Okay, I finally found some spare time to get in there.

My suspicion was that it was flywheel related, given the history of these engines and all. I also could engage the starter and it just free spun, so I knew something was up. The engine still had compression as well, pointing me further towards something with the flywheel.

Then I found this person with a similiar experience on another forum:

http://www.kawasakimotorcycle.org/forum/kawasaki-cruisers/115816-vulcan-...

Turns out, my situation is literally identical. I took the engine cover off, pulled it out, and the fly wheel was there and all... but I grabed it and went to spin it and it just free spun. Then I went to undo the bolt holding the wheel on... and it was finger loose.
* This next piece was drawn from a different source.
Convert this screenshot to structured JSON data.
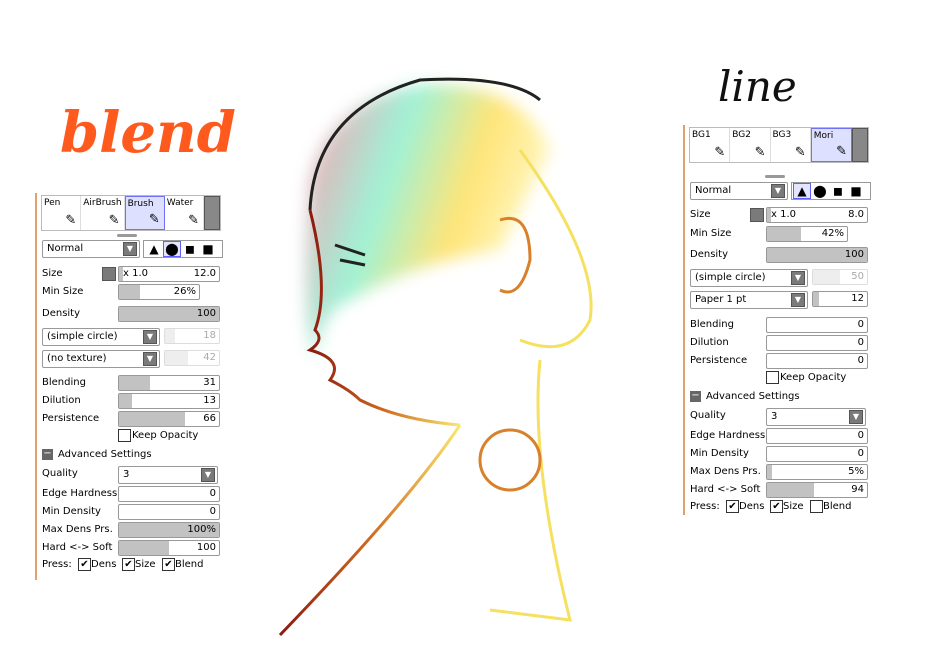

So, obviously it wasn't torqued right or came loose over time, rattled loose enough to sheer the woodruff key (holds the flywheel to the crank shaft) and that was that... boom bang engine stops running.

I ordered up a new woodruff key and a new gasket. I'll pick up some oil when the times is right, slap it all together... and I should have a working bike again.

What is a woodruff key?

It's a small little piece of metal, shaped in a semi circle fashion with a full flat edge. It fits into the end of the crank shaft, and is used to properly mount the flywheel and keep it's orientation.


End Result:

Replaced woodruff key. Fired up. ran like shit. Started overheating pretty notably (could feel heat). Oil was leaking from sidecase... all in all this was the death sentence for this bike. I'd gotten a lot of fun mechanical work out of it / wasted a bunch of time and money. The bike was surely done for.